Send to

Choose Destination
Int J Obes Relat Metab Disord. 1997 Jul;21(7):536-41.

Serum leptin concentration is associated with total body fat mass, but not abdominal fat distribution.

Author information

First Department of Internal Medicine, Gunma University School of Medicine, Japan.



The obese (ob) gene encodes leptin which inhibits appetite and stimulates thermogenesis. Serum leptin concentrations are determined by total body fat mass, but the influence of visceral fat accumulation and other metabolic factors have been clinically determined.


We determined the correlations between serum leptin concentrations and the total body fat mass, abdominal fat mass, abdominal fat distribution (estimated by ultrasound), and circulating metabolic factors in 104 Japanese healthy subjects (11 men and 93 women). In addition, the effect of food restriction (30 kcal/kg desired body weight/day) for four weeks on serum leptin concentrations were also examined in 30 women.


There was a significant correlation between serum concentrations and total body fat mass (r = 0.708, P < 0.0001), the percentage of body fat (r = 0.561, P < 0.001), and the body mass index (BMI, r = 0.630, P < 0.001). Serum leptin concentrations were correlated with abdominal wall preperitoneal and subcutaneous fat pad thickness, but not the abdominal wall fat index (AFI). Serum leptin concentrations were also correlated with serum immunoreactive insulin (IRI), but not glucose, or free fatty acid (FFA) concentrations.

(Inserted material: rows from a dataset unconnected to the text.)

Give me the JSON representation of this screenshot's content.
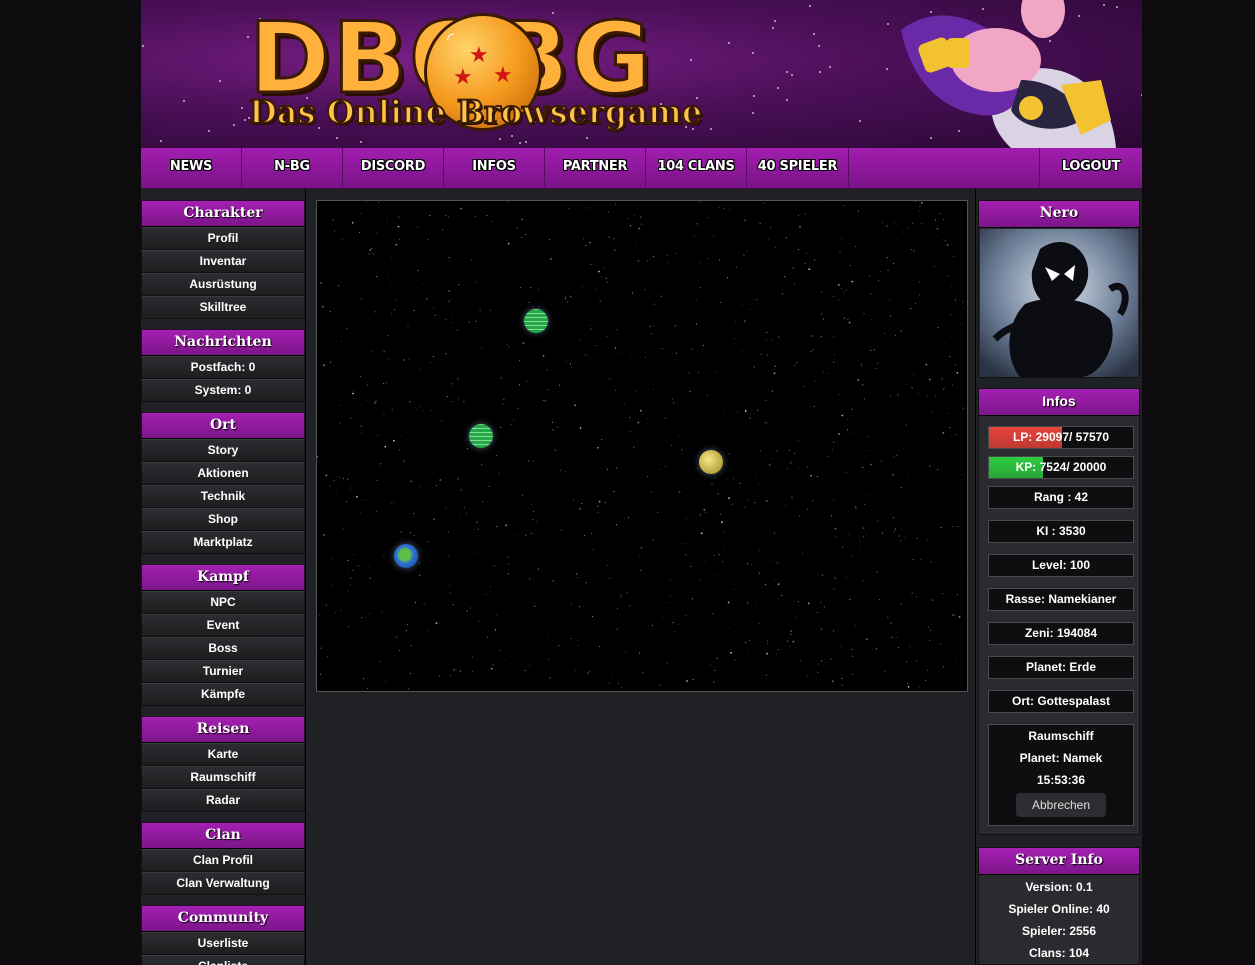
{
  "header": {
    "logo_title": "DBOBG",
    "logo_subtitle": "Das Online Browsergame"
  },
  "nav": {
    "items": [
      "NEWS",
      "N-BG",
      "DISCORD",
      "INFOS",
      "PARTNER",
      "104 CLANS",
      "40 SPIELER"
    ],
    "logout": "LOGOUT"
  },
  "sidebar": {
    "charakter": {
      "title": "Charakter",
      "items": [
        "Profil",
        "Inventar",
        "Ausrüstung",
        "Skilltree"
      ]
    },
    "nachrichten": {
      "title": "Nachrichten",
      "items": [
        "Postfach: 0",
        "System: 0"
      ]
    },
    "ort": {
      "title": "Ort",
      "items": [
        "Story",
        "Aktionen",
        "Technik",
        "Shop",
        "Marktplatz"
      ]
    },
    "kampf": {
      "title": "Kampf",
      "items": [
        "NPC",
        "Event",
        "Boss",
        "Turnier",
        "Kämpfe"
      ]
    },
    "reisen": {
      "title": "Reisen",
      "items": [
        "Karte",
        "Raumschiff",
        "Radar"
      ]
    },
    "clan": {
      "title": "Clan",
      "items": [
        "Clan Profil",
        "Clan Verwaltung"
      ]
    },
    "community": {
      "title": "Community",
      "items": [
        "Userliste",
        "Clanliste"
      ]
    }
  },
  "player": {
    "name": "Nero",
    "infos_title": "Infos",
    "lp": {
      "text": "LP: 29097/ 57570",
      "fraction": 0.505,
      "color": "#e8453c"
    },
    "kp": {
      "text": "KP: 7524/ 20000",
      "fraction": 0.376,
      "color": "#2ecc40"
    },
    "rang": "Rang : 42",
    "ki": "KI : 3530",
    "level": "Level: 100",
    "rasse": "Rasse: Namekianer",
    "zeni": "Zeni: 194084",
    "planet": "Planet: Erde",
    "ort": "Ort: Gottespalast"
  },
  "spaceship": {
    "title": "Raumschiff",
    "destination": "Planet: Namek",
    "time": "15:53:36",
    "cancel_label": "Abbrechen"
  },
  "server_info": {
    "title": "Server Info",
    "version": "Version: 0.1",
    "online": "Spieler Online: 40",
    "players": "Spieler: 2556",
    "clans": "Clans: 104"
  },
  "colors": {
    "accent_purple": "#9a1ca8",
    "background": "#202124"
  }
}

The weight loss after food restriction for four weeks significantly (P = 0.016) reduced the serum leptin concentrations with a significant reduction of body fat mass, serum glucose, IRI and FFA concentrations. However, there was no significant correlation of the percentage change in serum leptin concentrations to that in body fat mass after food restriction.

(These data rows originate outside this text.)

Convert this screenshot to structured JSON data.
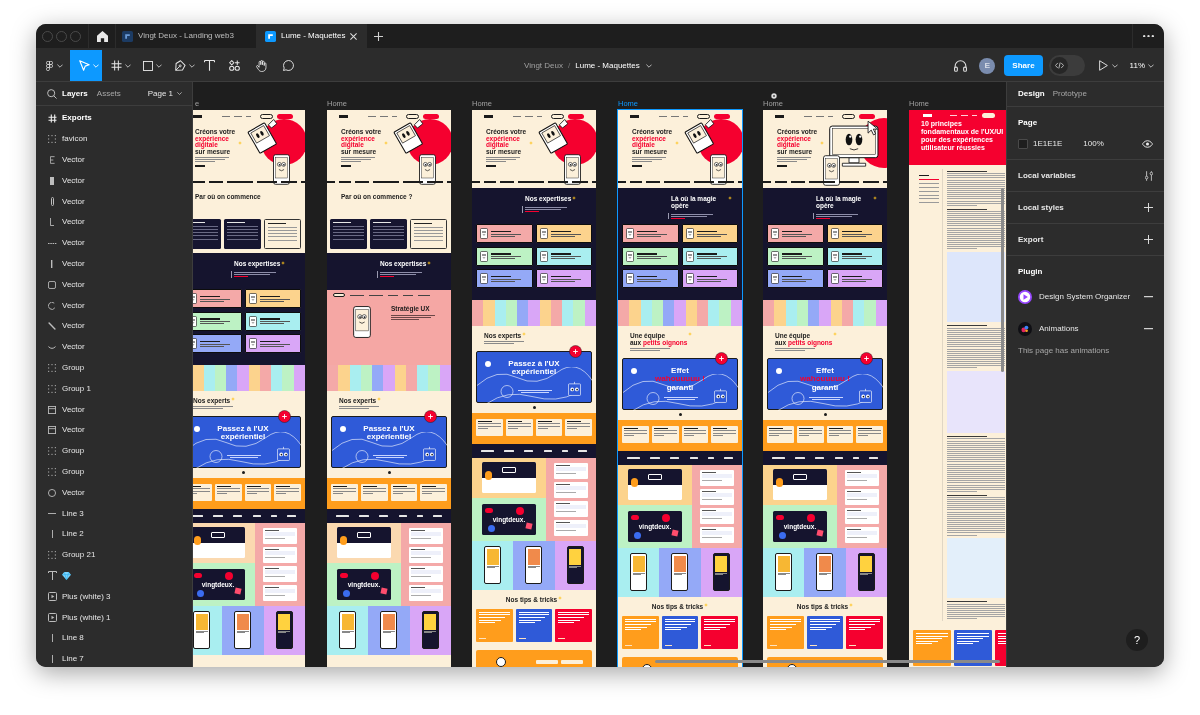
{
  "tabs": [
    {
      "title": "Vingt Deux - Landing web3",
      "selected": false
    },
    {
      "title": "Lume - Maquettes",
      "selected": true
    }
  ],
  "toolbar": {
    "tools": [
      {
        "kind": "main-menu",
        "selected": false,
        "menu": true
      },
      {
        "kind": "move",
        "selected": true,
        "menu": true
      },
      {
        "kind": "frame",
        "selected": false,
        "menu": true
      },
      {
        "kind": "shape",
        "selected": false,
        "menu": true
      },
      {
        "kind": "pen",
        "selected": false,
        "menu": true
      },
      {
        "kind": "text",
        "selected": false,
        "menu": false
      },
      {
        "kind": "resources",
        "selected": false,
        "menu": false
      },
      {
        "kind": "hand",
        "selected": false,
        "menu": false
      },
      {
        "kind": "comment",
        "selected": false,
        "menu": false
      }
    ],
    "breadcrumb": {
      "team": "Vingt Deux",
      "separator": "/",
      "file": "Lume - Maquettes"
    },
    "avatar": "E",
    "share": "Share",
    "dev_mode": {
      "on": false
    },
    "zoom": "11%"
  },
  "layers_panel": {
    "tabs": [
      {
        "label": "Layers",
        "selected": true
      },
      {
        "label": "Assets",
        "selected": false
      }
    ],
    "page": "Page 1",
    "layers": [
      {
        "name": "Exports",
        "kind": "frame"
      },
      {
        "name": "favicon",
        "kind": "group"
      },
      {
        "name": "Vector",
        "kind": "vector"
      },
      {
        "name": "Vector",
        "kind": "vector"
      },
      {
        "name": "Vector",
        "kind": "vector"
      },
      {
        "name": "Vector",
        "kind": "vector"
      },
      {
        "name": "Vector",
        "kind": "vector"
      },
      {
        "name": "Vector",
        "kind": "vector"
      },
      {
        "name": "Vector",
        "kind": "vector"
      },
      {
        "name": "Vector",
        "kind": "vector"
      },
      {
        "name": "Vector",
        "kind": "vector"
      },
      {
        "name": "Vector",
        "kind": "vector"
      },
      {
        "name": "Group",
        "kind": "group"
      },
      {
        "name": "Group 1",
        "kind": "group"
      },
      {
        "name": "Vector",
        "kind": "vector"
      },
      {
        "name": "Vector",
        "kind": "vector"
      },
      {
        "name": "Group",
        "kind": "group"
      },
      {
        "name": "Group",
        "kind": "group"
      },
      {
        "name": "Vector",
        "kind": "vector"
      },
      {
        "name": "Line 3",
        "kind": "line"
      },
      {
        "name": "Line 2",
        "kind": "line"
      },
      {
        "name": "Group 21",
        "kind": "group"
      },
      {
        "kind": "text"
      },
      {
        "name": "Plus (white) 3",
        "kind": "media"
      },
      {
        "name": "Plus (white) 1",
        "kind": "media"
      },
      {
        "name": "Line 8",
        "kind": "line"
      },
      {
        "name": "Line 7",
        "kind": "line"
      }
    ]
  },
  "canvas": {
    "frames": [
      {
        "label": "e",
        "selected": false,
        "sections": [
          {
            "kind": "hero",
            "art": {
              "kind": "phone"
            },
            "heading": [
              [
                {
                  "text": "Créons votre",
                  "accent": false
                }
              ],
              [
                {
                  "text": "expérience",
                  "accent": true
                }
              ],
              [
                {
                  "text": "digitale",
                  "accent": true
                }
              ],
              [
                {
                  "text": "sur mesure",
                  "accent": false
                }
              ]
            ]
          },
          {
            "kind": "steps",
            "heading": "Par où on commence"
          },
          {
            "kind": "expertises",
            "heading": "Nos expertises"
          },
          {
            "kind": "team"
          },
          {
            "kind": "experts",
            "heading": [
              [
                {
                  "text": "Nos experts",
                  "accent": false
                }
              ]
            ],
            "card": [
              [
                {
                  "text": "Passez à l'UX",
                  "accent": false
                }
              ],
              [
                {
                  "text": "expérientiel",
                  "accent": false
                }
              ]
            ]
          },
          {
            "kind": "offer"
          },
          {
            "kind": "logos"
          },
          {
            "kind": "portfolio",
            "brand": "vingtdeux.",
            "tiles": [
              {
                "color": "#fbd9b0"
              },
              {
                "color": "#f4a9a8"
              },
              {
                "color": "#bdf2c4"
              },
              {
                "color": "#a9eef0"
              },
              {
                "color": "#94a9f7"
              },
              {
                "color": "#d9a6f7"
              }
            ]
          }
        ]
      },
      {
        "label": "Home",
        "selected": false,
        "sections": [
          {
            "kind": "hero",
            "art": {
              "kind": "phone"
            },
            "heading": [
              [
                {
                  "text": "Créons votre",
                  "accent": false
                }
              ],
              [
                {
                  "text": "expérience",
                  "accent": true
                }
              ],
              [
                {
                  "text": "digitale",
                  "accent": true
                }
              ],
              [
                {
                  "text": "sur mesure",
                  "accent": false
                }
              ]
            ]
          },
          {
            "kind": "steps",
            "heading": "Par où on commence ?"
          },
          {
            "kind": "intro",
            "heading": "Nos expertises"
          },
          {
            "kind": "strategy",
            "heading": "Stratégie UX"
          },
          {
            "kind": "team"
          },
          {
            "kind": "experts",
            "heading": [
              [
                {
                  "text": "Nos experts",
                  "accent": false
                }
              ]
            ],
            "card": [
              [
                {
                  "text": "Passez à l'UX",
                  "accent": false
                }
              ],
              [
                {
                  "text": "expérientiel",
                  "accent": false
                }
              ]
            ]
          },
          {
            "kind": "offer"
          },
          {
            "kind": "logos"
          },
          {
            "kind": "portfolio",
            "brand": "vingtdeux.",
            "tiles": [
              {
                "color": "#fbd9b0"
              },
              {
                "color": "#f4a9a8"
              },
              {
                "color": "#bdf2c4"
              },
              {
                "color": "#a9eef0"
              },
              {
                "color": "#94a9f7"
              },
              {
                "color": "#d9a6f7"
              }
            ]
          }
        ]
      },
      {
        "label": "Home",
        "selected": false,
        "sections": [
          {
            "kind": "hero",
            "art": {
              "kind": "phone"
            },
            "heading": [
              [
                {
                  "text": "Créons votre",
                  "accent": false
                }
              ],
              [
                {
                  "text": "expérience",
                  "accent": true
                }
              ],
              [
                {
                  "text": "digitale",
                  "accent": true
                }
              ],
              [
                {
                  "text": "sur mesure",
                  "accent": false
                }
              ]
            ]
          },
          {
            "kind": "expertises",
            "heading": "Nos expertises"
          },
          {
            "kind": "team"
          },
          {
            "kind": "experts",
            "heading": [
              [
                {
                  "text": "Nos experts",
                  "accent": false
                }
              ]
            ],
            "card": [
              [
                {
                  "text": "Passez à l'UX",
                  "accent": false
                }
              ],
              [
                {
                  "text": "expérientiel",
                  "accent": false
                }
              ]
            ]
          },
          {
            "kind": "offer"
          },
          {
            "kind": "logos"
          },
          {
            "kind": "portfolio",
            "brand": "vingtdeux.",
            "tiles": [
              {
                "color": "#fcd38d"
              },
              {
                "color": "#f4a9a8"
              },
              {
                "color": "#bdf2c4"
              },
              {
                "color": "#a9eef0"
              },
              {
                "color": "#94a9f7"
              },
              {
                "color": "#d9a6f7"
              }
            ]
          },
          {
            "kind": "tips",
            "heading": "Nos tips & tricks",
            "cards": [
              {
                "color": "#ff9d1c"
              },
              {
                "color": "#2f5ad8"
              },
              {
                "color": "#f5002f"
              }
            ]
          },
          {
            "kind": "contact"
          }
        ]
      },
      {
        "label": "Home",
        "selected": true,
        "sections": [
          {
            "kind": "hero",
            "art": {
              "kind": "phone"
            },
            "heading": [
              [
                {
                  "text": "Créons votre",
                  "accent": false
                }
              ],
              [
                {
                  "text": "expérience",
                  "accent": true
                }
              ],
              [
                {
                  "text": "digitale",
                  "accent": true
                }
              ],
              [
                {
                  "text": "sur mesure",
                  "accent": false
                }
              ]
            ]
          },
          {
            "kind": "expertises",
            "heading": "Là où la magie opère"
          },
          {
            "kind": "team"
          },
          {
            "kind": "experts",
            "heading": [
              [
                {
                  "text": "Une équipe",
                  "accent": false
                }
              ],
              [
                {
                  "text": "aux ",
                  "accent": false
                },
                {
                  "text": "petits oignons",
                  "accent": true
                }
              ]
            ],
            "card": [
              [
                {
                  "text": "Effet",
                  "accent": false
                }
              ],
              [
                {
                  "text": "wahouuuuu !",
                  "accent": true
                }
              ],
              [
                {
                  "text": "garanti",
                  "accent": false
                }
              ]
            ]
          },
          {
            "kind": "offer"
          },
          {
            "kind": "logos"
          },
          {
            "kind": "portfolio",
            "brand": "vingtdeux.",
            "tiles": [
              {
                "color": "#fcd38d"
              },
              {
                "color": "#f4a9a8"
              },
              {
                "color": "#bdf2c4"
              },
              {
                "color": "#a9eef0"
              },
              {
                "color": "#94a9f7"
              },
              {
                "color": "#d9a6f7"
              }
            ]
          },
          {
            "kind": "tips",
            "heading": "Nos tips & tricks",
            "cards": [
              {
                "color": "#ff9d1c"
              },
              {
                "color": "#2f5ad8"
              },
              {
                "color": "#f5002f"
              }
            ]
          },
          {
            "kind": "contact"
          }
        ]
      },
      {
        "label": "Home",
        "selected": false,
        "sections": [
          {
            "kind": "hero",
            "art": {
              "kind": "monitor"
            },
            "heading": [
              [
                {
                  "text": "Créons votre",
                  "accent": false
                }
              ],
              [
                {
                  "text": "expérience",
                  "accent": true
                }
              ],
              [
                {
                  "text": "digitale",
                  "accent": true
                }
              ],
              [
                {
                  "text": "sur mesure",
                  "accent": false
                }
              ]
            ]
          },
          {
            "kind": "expertises",
            "heading": "Là où la magie opère"
          },
          {
            "kind": "team"
          },
          {
            "kind": "experts",
            "heading": [
              [
                {
                  "text": "Une équipe",
                  "accent": false
                }
              ],
              [
                {
                  "text": "aux ",
                  "accent": false
                },
                {
                  "text": "petits oignons",
                  "accent": true
                }
              ]
            ],
            "card": [
              [
                {
                  "text": "Effet",
                  "accent": false
                }
              ],
              [
                {
                  "text": "wahouuuuu !",
                  "accent": true
                }
              ],
              [
                {
                  "text": "garanti",
                  "accent": false
                }
              ]
            ]
          },
          {
            "kind": "offer"
          },
          {
            "kind": "logos"
          },
          {
            "kind": "portfolio",
            "brand": "vingtdeux.",
            "tiles": [
              {
                "color": "#fcd38d"
              },
              {
                "color": "#f4a9a8"
              },
              {
                "color": "#bdf2c4"
              },
              {
                "color": "#a9eef0"
              },
              {
                "color": "#94a9f7"
              },
              {
                "color": "#d9a6f7"
              }
            ]
          },
          {
            "kind": "tips",
            "heading": "Nos tips & tricks",
            "cards": [
              {
                "color": "#ff9d1c"
              },
              {
                "color": "#2f5ad8"
              },
              {
                "color": "#f5002f"
              }
            ]
          },
          {
            "kind": "contact"
          }
        ]
      },
      {
        "label": "Home",
        "selected": false,
        "sections": [
          {
            "kind": "article-hero",
            "title": "10 principes fondamentaux de l'UX/UI pour des expériences utilisateur réussies"
          },
          {
            "kind": "article-body"
          },
          {
            "kind": "related",
            "cards": [
              {
                "color": "#ff9d1c"
              },
              {
                "color": "#2f5ad8"
              },
              {
                "color": "#f5002f"
              }
            ]
          }
        ]
      }
    ]
  },
  "design_panel": {
    "tabs": [
      {
        "label": "Design",
        "selected": true
      },
      {
        "label": "Prototype",
        "selected": false
      }
    ],
    "page": {
      "title": "Page",
      "fill": "1E1E1E",
      "opacity": "100%",
      "visible": true
    },
    "rows": [
      {
        "title": "Local variables",
        "kind": "adjust"
      },
      {
        "title": "Local styles",
        "kind": "add"
      },
      {
        "title": "Export",
        "kind": "add"
      }
    ],
    "plugin": {
      "title": "Plugin",
      "items": [
        {
          "name": "Design System Organizer",
          "kind": "organizer"
        },
        {
          "name": "Animations",
          "kind": "animation"
        }
      ],
      "note": "This page has animations"
    }
  },
  "help": "?"
}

Serum leptin concentrations are well correlated with total body fat mass in healthy subjects. Differences in abdominal fat distribution do not appear to be related to a difference in the in vivo leptin production from adipose tissue.

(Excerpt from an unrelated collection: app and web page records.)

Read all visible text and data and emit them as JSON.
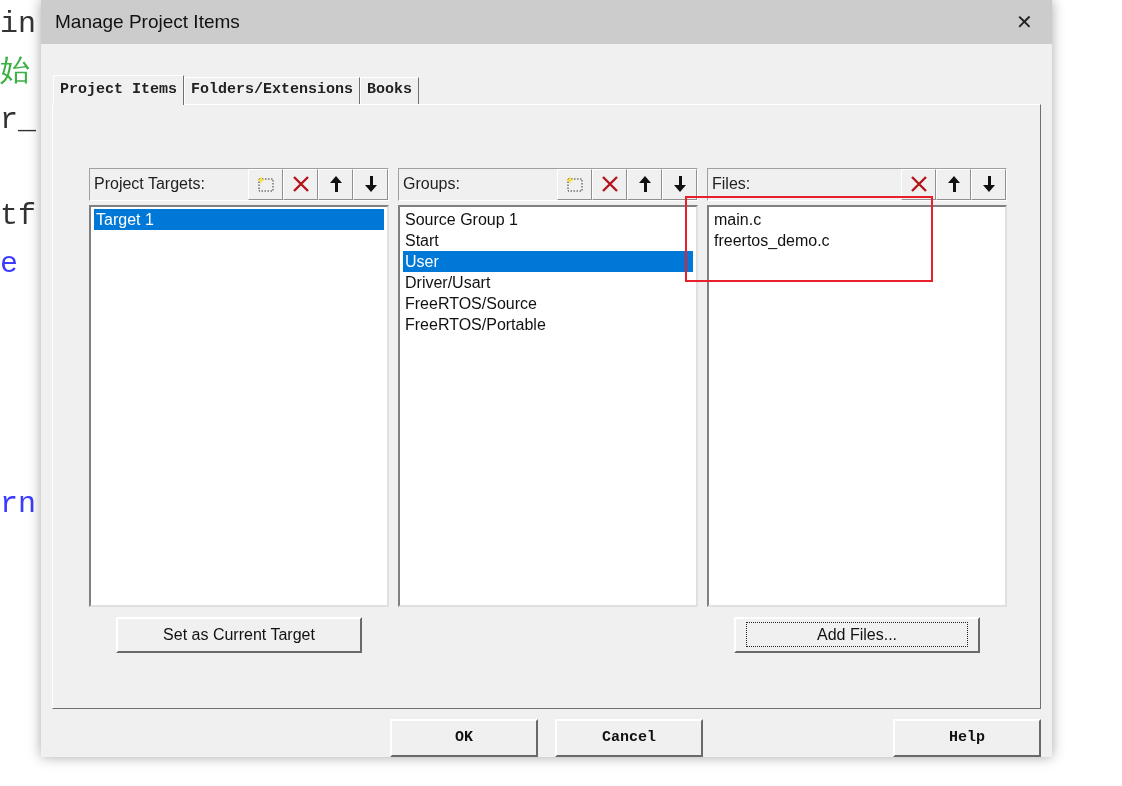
{
  "editor": {
    "lines": [
      {
        "kind": "code",
        "text": "in",
        "color": "#333333"
      },
      {
        "kind": "code",
        "text": "始",
        "color": "#3cb043"
      },
      {
        "kind": "code",
        "text": "r_",
        "color": "#333333"
      },
      {
        "kind": "blank"
      },
      {
        "kind": "code",
        "text": "tf",
        "color": "#333333"
      },
      {
        "kind": "code",
        "text": "e",
        "color": "#3b3bff"
      },
      {
        "kind": "blank"
      },
      {
        "kind": "blank"
      },
      {
        "kind": "blank"
      },
      {
        "kind": "blank"
      },
      {
        "kind": "code",
        "text": "rn",
        "color": "#3b3bff"
      }
    ]
  },
  "window": {
    "title": "Manage Project Items",
    "close": "✕"
  },
  "tabs": [
    {
      "label": "Project Items",
      "selected": true
    },
    {
      "label": "Folders/Extensions",
      "selected": false
    },
    {
      "label": "Books",
      "selected": false
    }
  ],
  "panels": [
    {
      "label": "Project Targets:",
      "tools": [
        {
          "kind": "new"
        },
        {
          "kind": "delete"
        },
        {
          "kind": "up"
        },
        {
          "kind": "down"
        }
      ],
      "items": [
        {
          "label": "Target 1",
          "selected": true
        }
      ],
      "button": {
        "label": "Set as Current Target",
        "focused": false
      }
    },
    {
      "label": "Groups:",
      "tools": [
        {
          "kind": "new"
        },
        {
          "kind": "delete"
        },
        {
          "kind": "up"
        },
        {
          "kind": "down"
        }
      ],
      "items": [
        {
          "label": "Source Group 1",
          "selected": false
        },
        {
          "label": "Start",
          "selected": false
        },
        {
          "label": "User",
          "selected": true
        },
        {
          "label": "Driver/Usart",
          "selected": false
        },
        {
          "label": "FreeRTOS/Source",
          "selected": false
        },
        {
          "label": "FreeRTOS/Portable",
          "selected": false
        }
      ]
    },
    {
      "label": "Files:",
      "tools": [
        {
          "kind": "delete"
        },
        {
          "kind": "up"
        },
        {
          "kind": "down"
        }
      ],
      "annotation": {
        "kind": "frame"
      },
      "items": [
        {
          "label": "main.c",
          "selected": false
        },
        {
          "label": "freertos_demo.c",
          "selected": false
        }
      ],
      "button": {
        "label": "Add Files...",
        "focused": true
      }
    }
  ],
  "buttons": [
    "OK",
    "Cancel",
    "Help"
  ]
}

[Indexed for MEDLINE]

Supplemental Content

Loading ...
Support Center